### [Work item]
Below are the records; count the lines in which "Development" occurs and report only that number.

Source information Block Start

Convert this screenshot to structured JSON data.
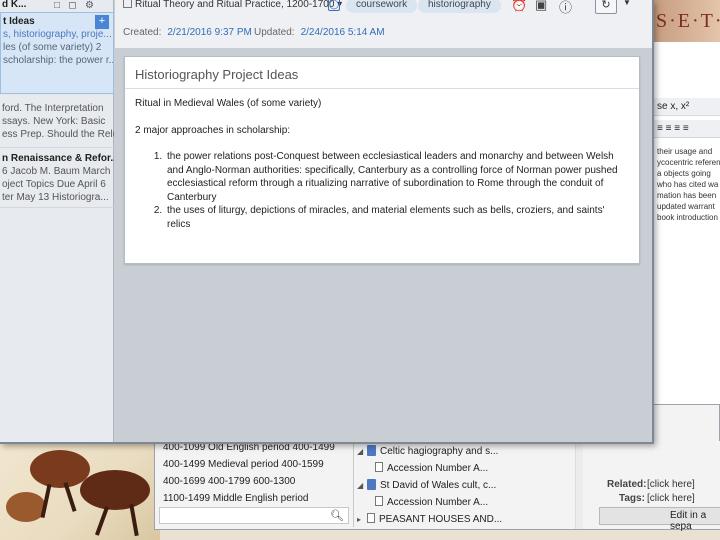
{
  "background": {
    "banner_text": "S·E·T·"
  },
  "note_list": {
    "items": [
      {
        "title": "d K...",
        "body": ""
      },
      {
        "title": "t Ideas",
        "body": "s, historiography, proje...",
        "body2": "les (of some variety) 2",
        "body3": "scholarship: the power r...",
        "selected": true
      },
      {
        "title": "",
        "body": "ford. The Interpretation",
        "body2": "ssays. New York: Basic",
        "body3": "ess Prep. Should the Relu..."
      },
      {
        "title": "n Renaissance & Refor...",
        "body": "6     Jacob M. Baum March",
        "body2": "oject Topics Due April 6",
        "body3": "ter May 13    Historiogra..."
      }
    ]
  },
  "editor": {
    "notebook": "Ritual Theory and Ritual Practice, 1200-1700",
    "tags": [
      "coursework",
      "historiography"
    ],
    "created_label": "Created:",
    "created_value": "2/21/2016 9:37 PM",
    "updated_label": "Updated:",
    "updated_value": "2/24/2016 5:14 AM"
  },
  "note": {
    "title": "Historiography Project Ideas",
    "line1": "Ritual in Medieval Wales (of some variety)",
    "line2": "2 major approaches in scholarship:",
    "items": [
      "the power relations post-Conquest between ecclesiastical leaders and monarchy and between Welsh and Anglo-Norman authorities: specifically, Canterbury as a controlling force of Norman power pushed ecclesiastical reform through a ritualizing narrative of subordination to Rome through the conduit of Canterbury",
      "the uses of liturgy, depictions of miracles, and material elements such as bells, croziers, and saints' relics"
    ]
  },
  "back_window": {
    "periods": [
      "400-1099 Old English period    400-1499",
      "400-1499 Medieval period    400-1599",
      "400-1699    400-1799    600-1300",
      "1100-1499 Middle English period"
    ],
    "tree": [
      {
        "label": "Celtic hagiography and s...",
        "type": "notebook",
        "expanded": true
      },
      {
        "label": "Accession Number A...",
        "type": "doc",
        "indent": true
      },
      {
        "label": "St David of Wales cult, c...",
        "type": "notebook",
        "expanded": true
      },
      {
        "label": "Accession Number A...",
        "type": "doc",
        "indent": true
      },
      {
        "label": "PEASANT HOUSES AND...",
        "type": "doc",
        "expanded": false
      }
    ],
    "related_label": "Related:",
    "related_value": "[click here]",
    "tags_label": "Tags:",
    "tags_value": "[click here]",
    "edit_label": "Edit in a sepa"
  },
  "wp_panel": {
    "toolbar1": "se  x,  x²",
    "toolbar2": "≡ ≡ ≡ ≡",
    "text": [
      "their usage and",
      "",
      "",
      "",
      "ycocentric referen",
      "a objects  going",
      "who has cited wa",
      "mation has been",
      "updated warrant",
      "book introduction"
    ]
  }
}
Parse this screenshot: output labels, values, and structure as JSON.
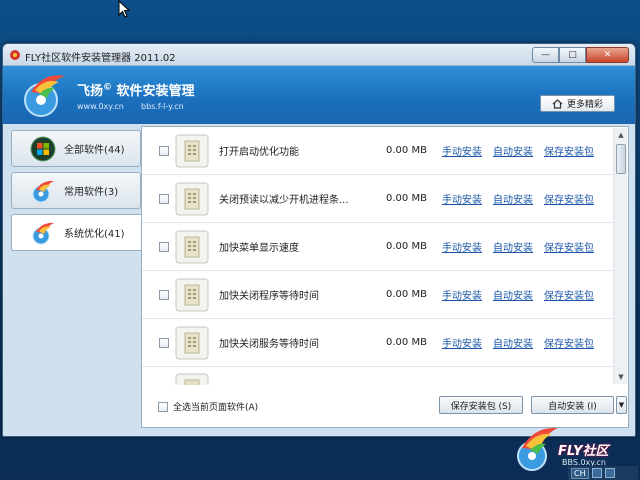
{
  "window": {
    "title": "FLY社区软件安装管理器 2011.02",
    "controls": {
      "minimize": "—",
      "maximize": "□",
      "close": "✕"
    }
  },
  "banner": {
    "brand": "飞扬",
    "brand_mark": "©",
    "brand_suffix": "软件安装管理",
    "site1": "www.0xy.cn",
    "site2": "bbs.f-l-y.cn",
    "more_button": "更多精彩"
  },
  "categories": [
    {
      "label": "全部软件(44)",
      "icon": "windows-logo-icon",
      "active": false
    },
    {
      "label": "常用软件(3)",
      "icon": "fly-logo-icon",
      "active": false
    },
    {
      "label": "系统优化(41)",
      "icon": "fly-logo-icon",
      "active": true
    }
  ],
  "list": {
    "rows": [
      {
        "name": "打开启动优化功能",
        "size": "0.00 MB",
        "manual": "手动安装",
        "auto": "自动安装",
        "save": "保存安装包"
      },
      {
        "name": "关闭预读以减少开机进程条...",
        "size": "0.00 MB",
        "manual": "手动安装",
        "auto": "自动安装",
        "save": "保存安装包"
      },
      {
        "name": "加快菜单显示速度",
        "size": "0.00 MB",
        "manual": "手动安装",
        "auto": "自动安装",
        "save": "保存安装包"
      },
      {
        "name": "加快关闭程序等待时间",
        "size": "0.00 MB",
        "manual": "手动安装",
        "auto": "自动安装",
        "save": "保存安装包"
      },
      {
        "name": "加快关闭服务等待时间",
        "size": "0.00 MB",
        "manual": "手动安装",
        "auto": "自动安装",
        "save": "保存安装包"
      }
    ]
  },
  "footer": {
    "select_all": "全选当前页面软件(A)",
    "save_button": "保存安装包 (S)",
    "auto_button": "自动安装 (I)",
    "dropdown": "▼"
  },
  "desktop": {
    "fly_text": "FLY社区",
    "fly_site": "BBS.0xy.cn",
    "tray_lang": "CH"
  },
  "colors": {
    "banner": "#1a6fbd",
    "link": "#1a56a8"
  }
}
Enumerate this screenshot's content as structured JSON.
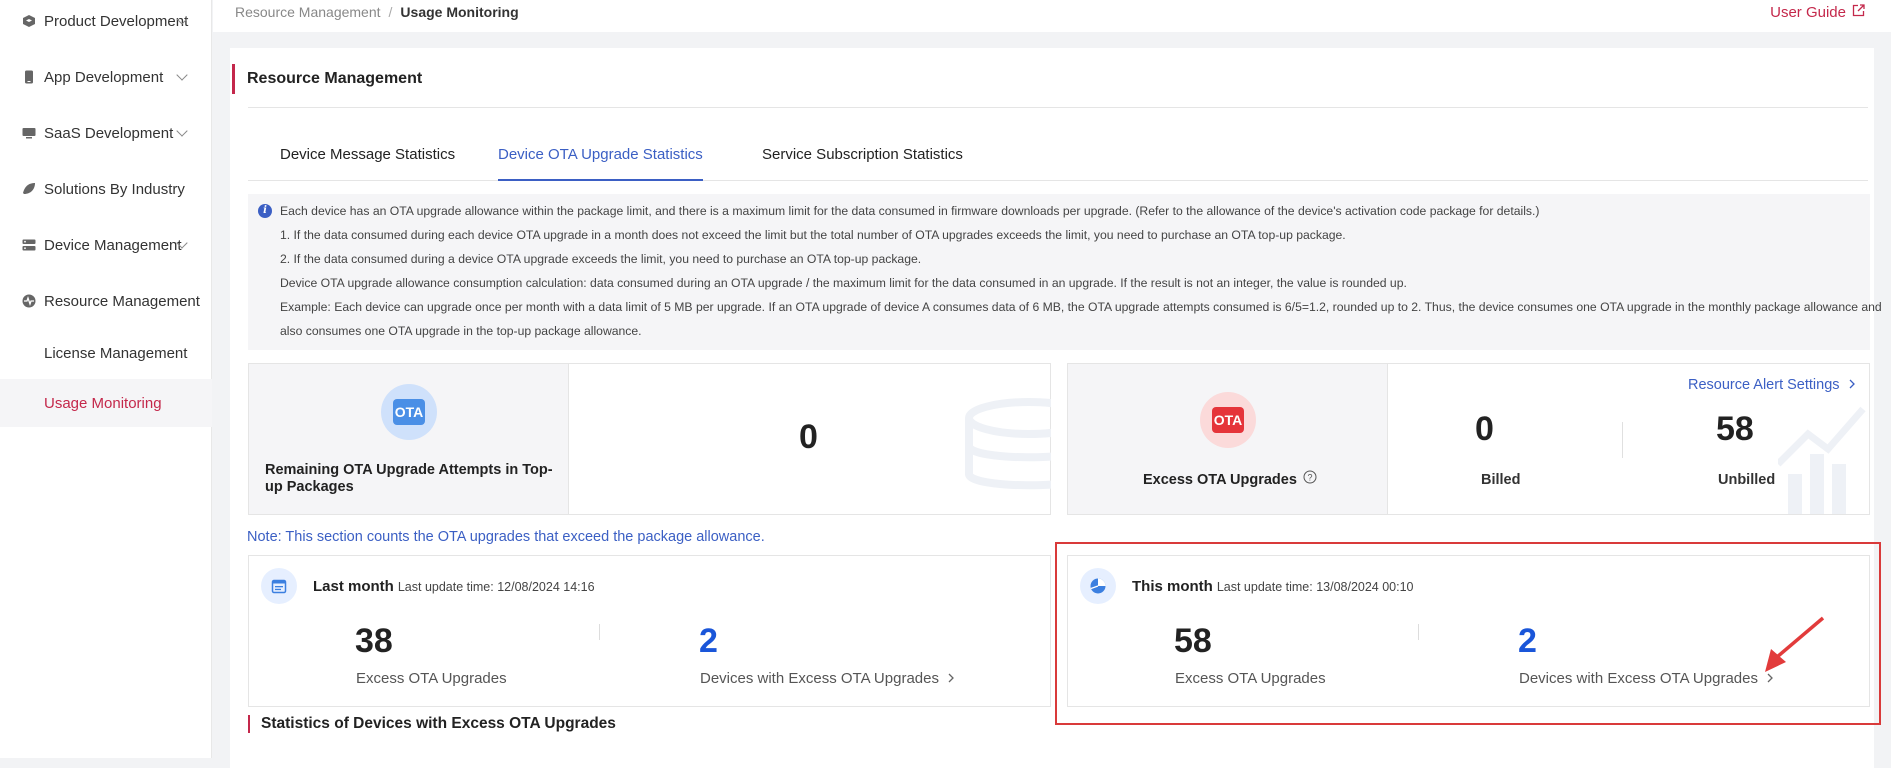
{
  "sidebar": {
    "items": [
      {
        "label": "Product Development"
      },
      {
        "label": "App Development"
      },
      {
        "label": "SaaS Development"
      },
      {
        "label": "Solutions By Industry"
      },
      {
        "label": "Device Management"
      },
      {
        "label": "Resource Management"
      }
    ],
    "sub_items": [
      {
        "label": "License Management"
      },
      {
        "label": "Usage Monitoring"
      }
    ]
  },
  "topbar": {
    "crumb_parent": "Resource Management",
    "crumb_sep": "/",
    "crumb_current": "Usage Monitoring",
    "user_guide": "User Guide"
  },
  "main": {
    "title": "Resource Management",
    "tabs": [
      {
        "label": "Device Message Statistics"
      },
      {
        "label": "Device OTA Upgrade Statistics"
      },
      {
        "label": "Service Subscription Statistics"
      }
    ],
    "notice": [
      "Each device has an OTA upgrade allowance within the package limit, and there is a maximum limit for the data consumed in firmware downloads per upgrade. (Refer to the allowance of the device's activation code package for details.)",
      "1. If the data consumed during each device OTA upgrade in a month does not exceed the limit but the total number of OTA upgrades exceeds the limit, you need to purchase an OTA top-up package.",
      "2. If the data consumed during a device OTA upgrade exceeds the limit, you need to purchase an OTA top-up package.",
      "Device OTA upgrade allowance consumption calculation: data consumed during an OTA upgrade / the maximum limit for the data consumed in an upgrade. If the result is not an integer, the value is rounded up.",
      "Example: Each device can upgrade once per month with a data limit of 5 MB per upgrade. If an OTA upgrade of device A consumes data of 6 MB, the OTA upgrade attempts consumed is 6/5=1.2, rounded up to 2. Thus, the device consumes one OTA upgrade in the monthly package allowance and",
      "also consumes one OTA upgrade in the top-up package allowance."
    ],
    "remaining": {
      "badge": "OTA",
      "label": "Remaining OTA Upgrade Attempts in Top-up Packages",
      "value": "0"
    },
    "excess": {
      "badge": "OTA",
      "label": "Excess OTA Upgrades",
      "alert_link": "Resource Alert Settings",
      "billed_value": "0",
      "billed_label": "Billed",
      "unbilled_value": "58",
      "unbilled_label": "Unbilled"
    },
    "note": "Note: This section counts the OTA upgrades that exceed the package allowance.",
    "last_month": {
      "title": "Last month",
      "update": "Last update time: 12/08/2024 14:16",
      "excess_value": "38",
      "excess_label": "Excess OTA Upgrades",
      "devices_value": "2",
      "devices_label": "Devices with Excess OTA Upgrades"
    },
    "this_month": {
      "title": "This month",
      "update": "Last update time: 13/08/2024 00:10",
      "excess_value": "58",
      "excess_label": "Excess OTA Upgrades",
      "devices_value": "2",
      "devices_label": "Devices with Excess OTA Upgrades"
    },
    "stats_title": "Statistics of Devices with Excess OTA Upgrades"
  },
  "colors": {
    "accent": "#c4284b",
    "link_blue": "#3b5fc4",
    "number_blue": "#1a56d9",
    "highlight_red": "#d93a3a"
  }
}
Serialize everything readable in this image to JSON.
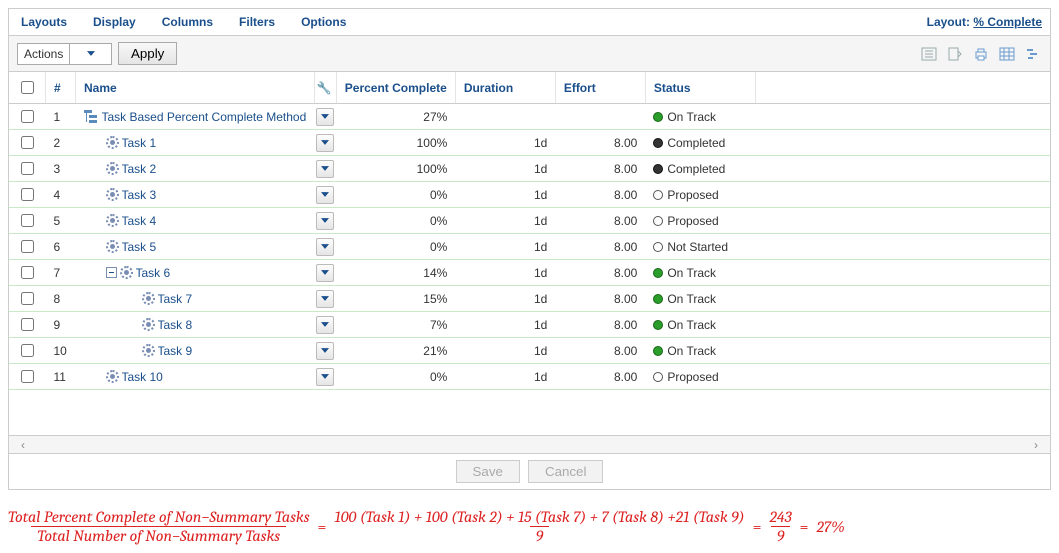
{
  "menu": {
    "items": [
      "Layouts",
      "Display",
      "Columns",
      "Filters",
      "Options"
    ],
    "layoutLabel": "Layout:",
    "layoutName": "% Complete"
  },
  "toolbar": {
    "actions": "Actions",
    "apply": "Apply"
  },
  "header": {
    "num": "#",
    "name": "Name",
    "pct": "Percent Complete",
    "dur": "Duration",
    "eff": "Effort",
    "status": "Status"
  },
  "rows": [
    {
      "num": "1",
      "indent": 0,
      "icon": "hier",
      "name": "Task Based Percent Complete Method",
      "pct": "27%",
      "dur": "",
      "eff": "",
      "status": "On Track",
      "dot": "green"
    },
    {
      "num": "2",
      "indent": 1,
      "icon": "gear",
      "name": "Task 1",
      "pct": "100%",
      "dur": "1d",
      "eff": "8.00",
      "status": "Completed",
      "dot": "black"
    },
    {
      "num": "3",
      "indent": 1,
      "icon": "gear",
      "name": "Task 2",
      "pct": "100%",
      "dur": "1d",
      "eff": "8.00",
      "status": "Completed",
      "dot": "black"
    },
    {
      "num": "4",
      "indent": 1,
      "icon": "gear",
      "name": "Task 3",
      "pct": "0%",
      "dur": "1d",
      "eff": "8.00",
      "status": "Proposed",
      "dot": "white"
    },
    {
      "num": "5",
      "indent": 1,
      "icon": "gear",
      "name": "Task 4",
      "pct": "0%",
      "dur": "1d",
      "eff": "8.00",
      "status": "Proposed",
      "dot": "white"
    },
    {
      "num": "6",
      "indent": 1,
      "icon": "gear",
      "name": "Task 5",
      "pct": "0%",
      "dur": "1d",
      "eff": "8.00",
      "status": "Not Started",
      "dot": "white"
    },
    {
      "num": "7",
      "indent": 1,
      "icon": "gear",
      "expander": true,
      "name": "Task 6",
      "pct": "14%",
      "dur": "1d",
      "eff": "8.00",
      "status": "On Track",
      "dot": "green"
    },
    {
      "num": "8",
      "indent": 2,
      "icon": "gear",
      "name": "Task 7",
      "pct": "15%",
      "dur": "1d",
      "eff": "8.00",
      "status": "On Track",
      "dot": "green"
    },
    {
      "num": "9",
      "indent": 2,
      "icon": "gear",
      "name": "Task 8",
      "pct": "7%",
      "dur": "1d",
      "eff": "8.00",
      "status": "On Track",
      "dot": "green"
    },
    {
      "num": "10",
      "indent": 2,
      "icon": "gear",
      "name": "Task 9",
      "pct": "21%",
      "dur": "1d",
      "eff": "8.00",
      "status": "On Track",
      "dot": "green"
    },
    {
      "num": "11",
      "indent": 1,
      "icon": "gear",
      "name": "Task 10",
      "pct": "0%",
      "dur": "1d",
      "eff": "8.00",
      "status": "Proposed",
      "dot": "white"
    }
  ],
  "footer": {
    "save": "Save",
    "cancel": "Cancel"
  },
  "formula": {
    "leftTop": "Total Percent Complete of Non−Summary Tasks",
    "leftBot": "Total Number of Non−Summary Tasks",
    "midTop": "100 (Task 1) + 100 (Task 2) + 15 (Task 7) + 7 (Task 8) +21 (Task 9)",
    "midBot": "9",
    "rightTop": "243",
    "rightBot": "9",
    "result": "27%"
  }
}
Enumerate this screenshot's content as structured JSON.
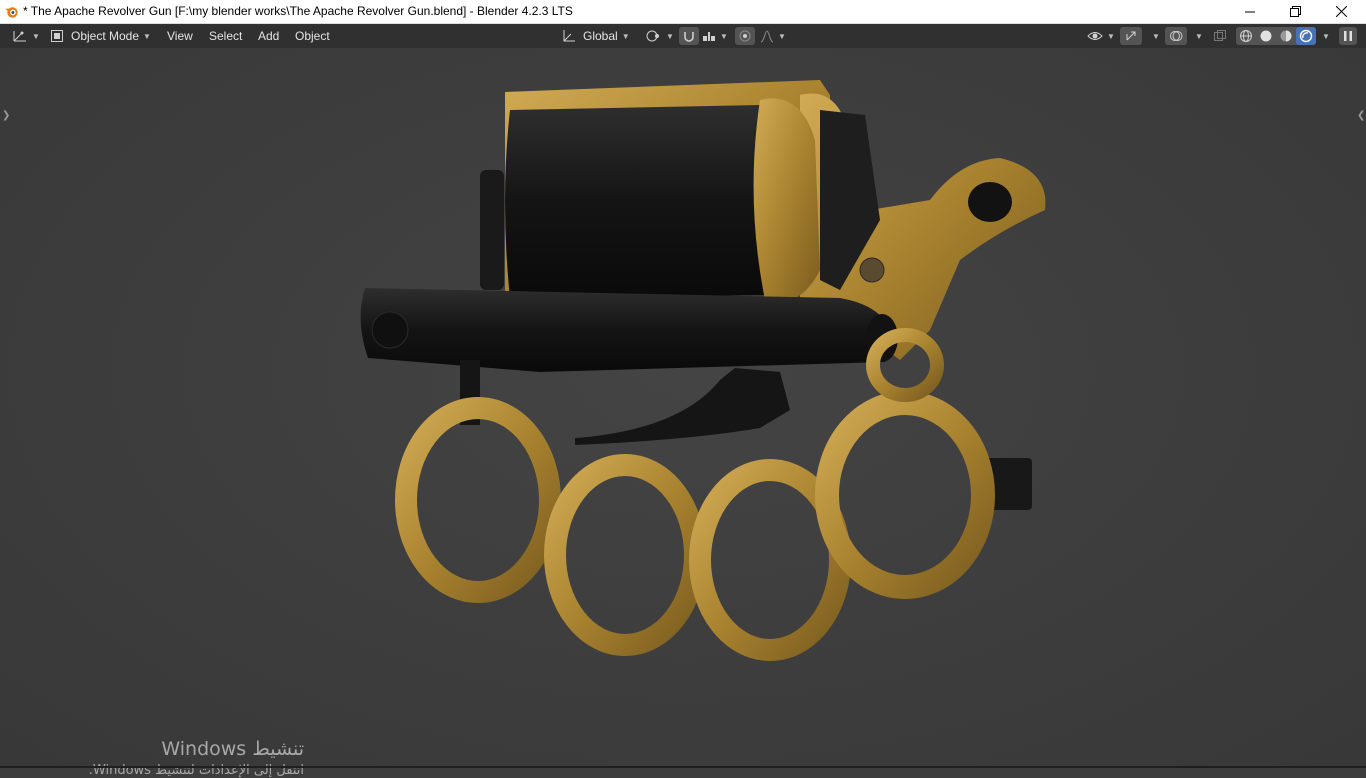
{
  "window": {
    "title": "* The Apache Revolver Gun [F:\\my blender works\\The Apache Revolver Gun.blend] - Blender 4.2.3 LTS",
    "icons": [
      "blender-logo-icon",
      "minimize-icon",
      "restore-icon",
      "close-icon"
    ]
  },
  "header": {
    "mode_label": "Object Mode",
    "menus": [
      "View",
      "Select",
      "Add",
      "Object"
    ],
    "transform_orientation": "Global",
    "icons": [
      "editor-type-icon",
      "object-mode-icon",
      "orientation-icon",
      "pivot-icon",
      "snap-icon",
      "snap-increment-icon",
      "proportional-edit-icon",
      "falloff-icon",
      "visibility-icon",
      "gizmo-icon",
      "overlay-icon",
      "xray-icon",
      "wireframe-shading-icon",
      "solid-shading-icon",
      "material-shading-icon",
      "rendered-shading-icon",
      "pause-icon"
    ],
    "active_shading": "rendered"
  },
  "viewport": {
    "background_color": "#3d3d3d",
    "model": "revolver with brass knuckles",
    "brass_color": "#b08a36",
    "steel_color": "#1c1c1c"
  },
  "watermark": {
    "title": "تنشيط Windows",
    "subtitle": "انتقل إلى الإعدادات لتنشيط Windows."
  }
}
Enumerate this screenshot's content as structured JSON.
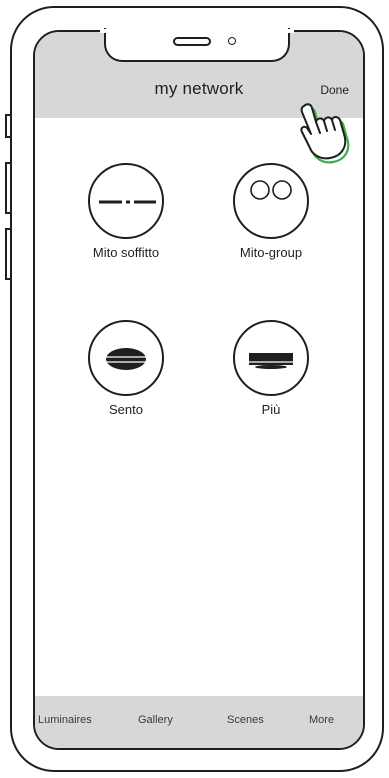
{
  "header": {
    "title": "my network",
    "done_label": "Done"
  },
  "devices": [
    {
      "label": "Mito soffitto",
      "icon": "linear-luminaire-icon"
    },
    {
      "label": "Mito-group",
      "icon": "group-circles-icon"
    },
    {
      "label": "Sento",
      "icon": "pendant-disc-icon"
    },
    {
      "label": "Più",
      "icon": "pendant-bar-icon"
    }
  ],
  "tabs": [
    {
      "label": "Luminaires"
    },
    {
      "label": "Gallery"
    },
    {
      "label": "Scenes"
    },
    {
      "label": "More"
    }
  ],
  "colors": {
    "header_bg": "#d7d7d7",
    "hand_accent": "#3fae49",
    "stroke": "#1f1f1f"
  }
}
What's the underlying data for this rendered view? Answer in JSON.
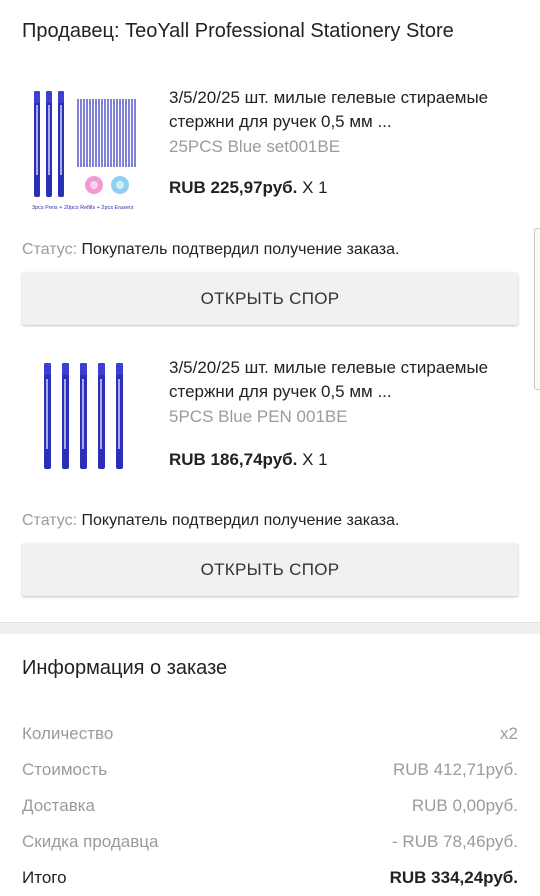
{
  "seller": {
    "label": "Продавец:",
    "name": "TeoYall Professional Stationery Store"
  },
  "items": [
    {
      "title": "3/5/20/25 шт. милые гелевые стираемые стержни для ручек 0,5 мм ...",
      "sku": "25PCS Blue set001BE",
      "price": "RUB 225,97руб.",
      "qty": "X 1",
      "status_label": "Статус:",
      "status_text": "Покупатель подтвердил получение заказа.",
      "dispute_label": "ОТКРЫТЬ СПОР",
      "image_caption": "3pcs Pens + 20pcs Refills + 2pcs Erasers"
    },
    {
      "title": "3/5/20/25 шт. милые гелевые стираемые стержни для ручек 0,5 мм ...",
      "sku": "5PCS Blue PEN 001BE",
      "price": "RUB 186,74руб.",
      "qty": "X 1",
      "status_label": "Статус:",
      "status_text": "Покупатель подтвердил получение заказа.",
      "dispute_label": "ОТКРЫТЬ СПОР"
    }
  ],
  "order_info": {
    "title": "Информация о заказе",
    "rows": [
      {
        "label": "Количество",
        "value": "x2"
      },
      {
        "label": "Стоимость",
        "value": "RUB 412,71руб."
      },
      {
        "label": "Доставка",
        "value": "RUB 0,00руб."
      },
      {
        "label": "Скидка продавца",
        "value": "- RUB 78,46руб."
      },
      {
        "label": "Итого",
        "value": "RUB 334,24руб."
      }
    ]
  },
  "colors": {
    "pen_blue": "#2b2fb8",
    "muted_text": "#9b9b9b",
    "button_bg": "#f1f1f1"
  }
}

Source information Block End

### [Output below]
3